Like Elizabeth Catte, many of us have wanted to write a book that would dispel the terrible impressions that mainstream America has been getting from reading articles that view poor Appalachians - rather than rich people seeking tax-breaks - as to blame for President Trump. And we have wanted to counteract J.D. Vance’s claim in his best-selling book, Hillbilly Elegy, that he is the only one who escaped an Appalachian culture of poverty to lead a successful life, not just that he sometimes feels that way. Now Elizabeth Catte has written a book titled, What You are Getting Wrong About Appalachia, and we can’t wait to see if she, too, is getting it wrong. Most importantly, she emphasizes that Appalachia is not an “it,” but a multi-cultural, multi-racial, multi-class, heterogeneous amorphous region. Her book is divided into three crucial parts. The first part refutes the claims that Appalachia is “Trump Country.” The second part refutes J. D. Vance’s claim that Appalachia’s “culture of poverty,” is more to blame for the region’s problems than economic exploitation. The third part refutes the notion that our people are quiescent. Bravo! Another strength of the book is Catte’s attention to photographs and moving pictures. This is a distinguishing characteristic of What You are Getting Wrong About Appalachia. It is not just commendable, but stimulating to the reader for a historian to write a book that incorporates art into the narrative in such a unique way. Towards the end of her section on Vance, Catt states, “The best we can do, as community columnist Jillean McCommons suggests in the Lexington Herald Leader, is ‘turn that anger [about Hillbilly Elegy] into your next writing project. Write about your people. Tell your story. Answer with pen and pad.’” Catte ends her book on the same note. “I hope that people in the region who keep fighting will . . . capture their own images.” Elizabeth Catte did her undergraduate work at the University of Tennessee, and received both her masters and doctorate in history from Middle Tennessee State University. She currently resides in Staunton, Virginia, and has her own historical consulting firm.

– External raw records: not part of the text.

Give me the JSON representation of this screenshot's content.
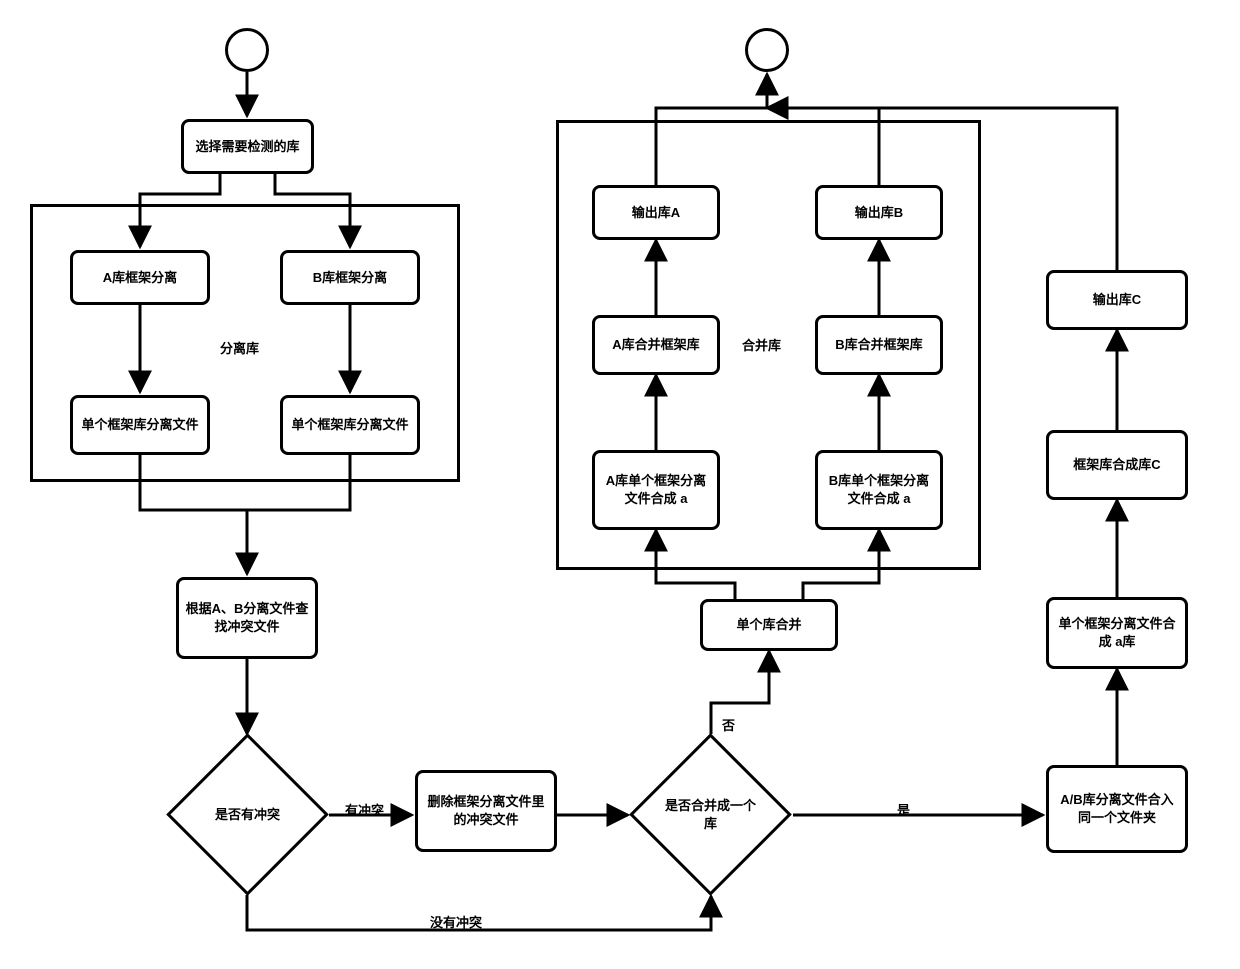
{
  "start1": "",
  "end1": "",
  "b_select": "选择需要检测的库",
  "c1_label": "分离库",
  "b_a_split": "A库框架分离",
  "b_b_split": "B库框架分离",
  "b_a_file": "单个框架库分离文件",
  "b_b_file": "单个框架库分离文件",
  "b_find": "根据A、B分离文件查找冲突文件",
  "d_conflict": "是否有冲突",
  "e_has": "有冲突",
  "e_none": "没有冲突",
  "b_delete": "删除框架分离文件里的冲突文件",
  "d_merge": "是否合并成一个库",
  "e_no": "否",
  "e_yes": "是",
  "b_single_merge": "单个库合并",
  "c2_label": "合并库",
  "b_a_comp": "A库单个框架分离文件合成 a",
  "b_b_comp": "B库单个框架分离文件合成 a",
  "b_a_mfw": "A库合并框架库",
  "b_b_mfw": "B库合并框架库",
  "b_out_a": "输出库A",
  "b_out_b": "输出库B",
  "b_ab_folder": "A/B库分离文件合入同一个文件夹",
  "b_single_a": "单个框架分离文件合成 a库",
  "b_fw_c": "框架库合成库C",
  "b_out_c": "输出库C"
}
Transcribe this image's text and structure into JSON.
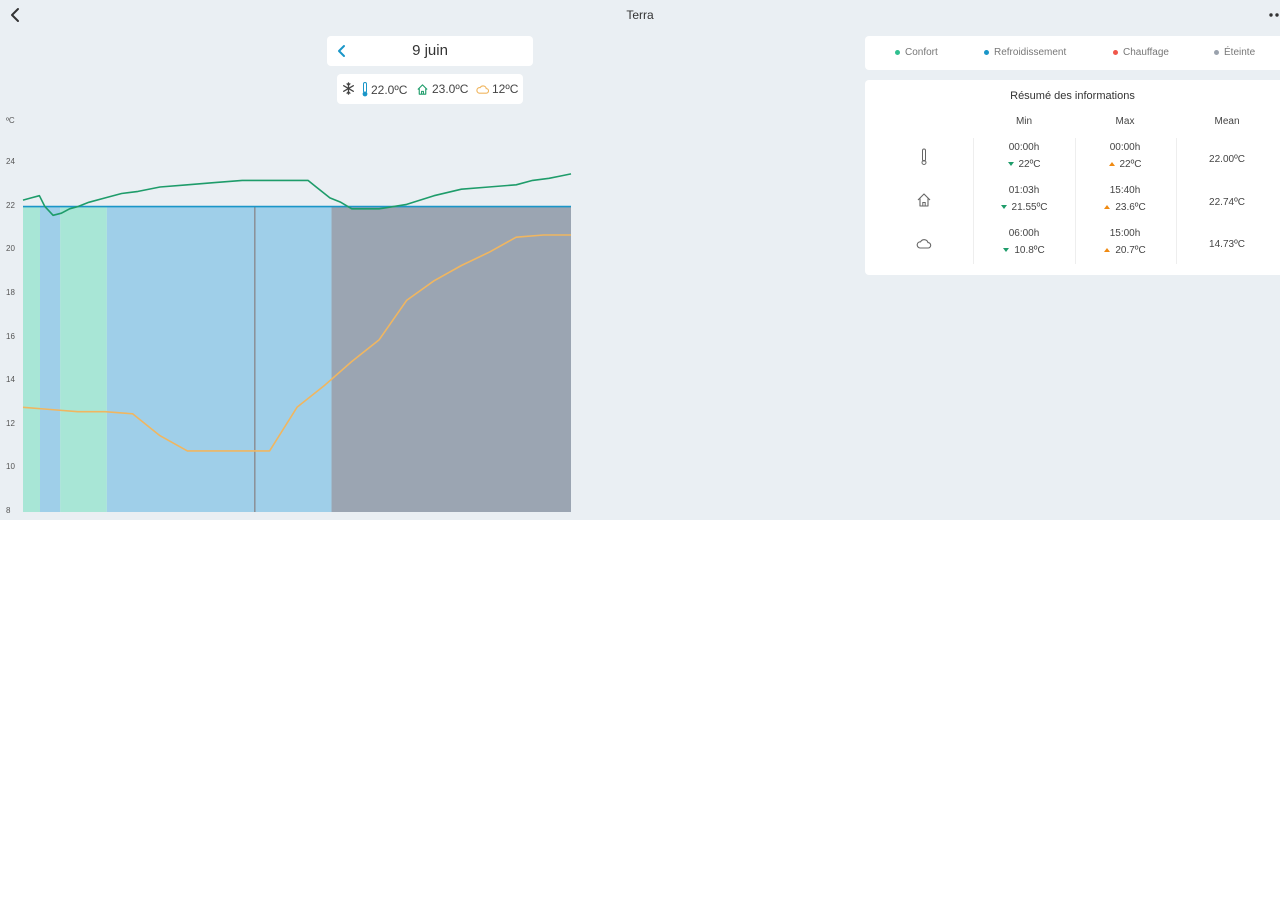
{
  "header": {
    "title": "Terra",
    "back_icon": "chevron-left-icon",
    "more_icon": "more-icon"
  },
  "date_nav": {
    "date": "9 juin",
    "prev_icon": "chevron-left-icon"
  },
  "current": {
    "mode_icon": "snowflake-icon",
    "setpoint": "22.0ºC",
    "indoor": "23.0ºC",
    "outdoor": "12ºC"
  },
  "legend": [
    {
      "label": "Confort",
      "color": "#2fbf8f"
    },
    {
      "label": "Refroidissement",
      "color": "#1a96c8"
    },
    {
      "label": "Chauffage",
      "color": "#f0564a"
    },
    {
      "label": "Éteinte",
      "color": "#9aa2ad"
    }
  ],
  "info": {
    "title": "Résumé des informations",
    "columns": [
      "Min",
      "Max",
      "Mean"
    ],
    "rows": [
      {
        "icon": "thermometer-icon",
        "min_time": "00:00h",
        "min_value": "22ºC",
        "max_time": "00:00h",
        "max_value": "22ºC",
        "mean": "22.00ºC"
      },
      {
        "icon": "home-icon",
        "min_time": "01:03h",
        "min_value": "21.55ºC",
        "max_time": "15:40h",
        "max_value": "23.6ºC",
        "mean": "22.74ºC"
      },
      {
        "icon": "cloud-icon",
        "min_time": "06:00h",
        "min_value": "10.8ºC",
        "max_time": "15:00h",
        "max_value": "20.7ºC",
        "mean": "14.73ºC"
      }
    ]
  },
  "chart_data": {
    "type": "line",
    "ylabel": "ºC",
    "ylim": [
      8,
      24
    ],
    "yticks": [
      "24",
      "22",
      "20",
      "18",
      "16",
      "14",
      "12",
      "10",
      "8"
    ],
    "grid": false,
    "x_domain": [
      0,
      100
    ],
    "mode_bands": [
      {
        "mode": "Confort",
        "from": 0,
        "to": 3.1,
        "color": "#a8e6d6"
      },
      {
        "mode": "Refroidissement",
        "from": 3.1,
        "to": 6.8,
        "color": "#9fcfe9"
      },
      {
        "mode": "Confort",
        "from": 6.8,
        "to": 15.3,
        "color": "#a8e6d6"
      },
      {
        "mode": "Refroidissement",
        "from": 15.3,
        "to": 56.3,
        "color": "#9fcfe9"
      },
      {
        "mode": "Éteinte",
        "from": 56.3,
        "to": 100,
        "color": "#9ba5b2"
      }
    ],
    "marker_x": 42.3,
    "series": [
      {
        "color": "#1a96c8",
        "x": [
          0,
          100
        ],
        "y": [
          22.0,
          22.0
        ]
      },
      {
        "color": "#1e9c6a",
        "x": [
          0,
          1.5,
          3,
          4,
          5.5,
          7,
          8.5,
          10,
          12,
          15,
          18,
          21,
          25,
          30,
          35,
          40,
          45,
          50,
          52,
          53.5,
          56,
          58,
          60,
          65,
          70,
          75,
          80,
          85,
          90,
          93,
          96,
          98,
          100
        ],
        "y": [
          22.3,
          22.4,
          22.5,
          22.0,
          21.6,
          21.7,
          21.9,
          22.0,
          22.2,
          22.4,
          22.6,
          22.7,
          22.9,
          23.0,
          23.1,
          23.2,
          23.2,
          23.2,
          23.2,
          22.9,
          22.4,
          22.2,
          21.9,
          21.9,
          22.1,
          22.5,
          22.8,
          22.9,
          23.0,
          23.2,
          23.3,
          23.4,
          23.5
        ]
      },
      {
        "color": "#f0b660",
        "x": [
          0,
          5,
          10,
          15,
          20,
          25,
          30,
          35,
          40,
          45,
          50,
          55,
          60,
          65,
          70,
          75,
          80,
          85,
          90,
          95,
          100
        ],
        "y": [
          12.8,
          12.7,
          12.6,
          12.6,
          12.5,
          11.5,
          10.8,
          10.8,
          10.8,
          10.8,
          12.8,
          13.8,
          14.9,
          15.9,
          17.7,
          18.6,
          19.3,
          19.9,
          20.6,
          20.7,
          20.7
        ]
      }
    ]
  }
}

Cleveland, Ohio: Belt Publishing, 2018. 146 pages. Trade paperback.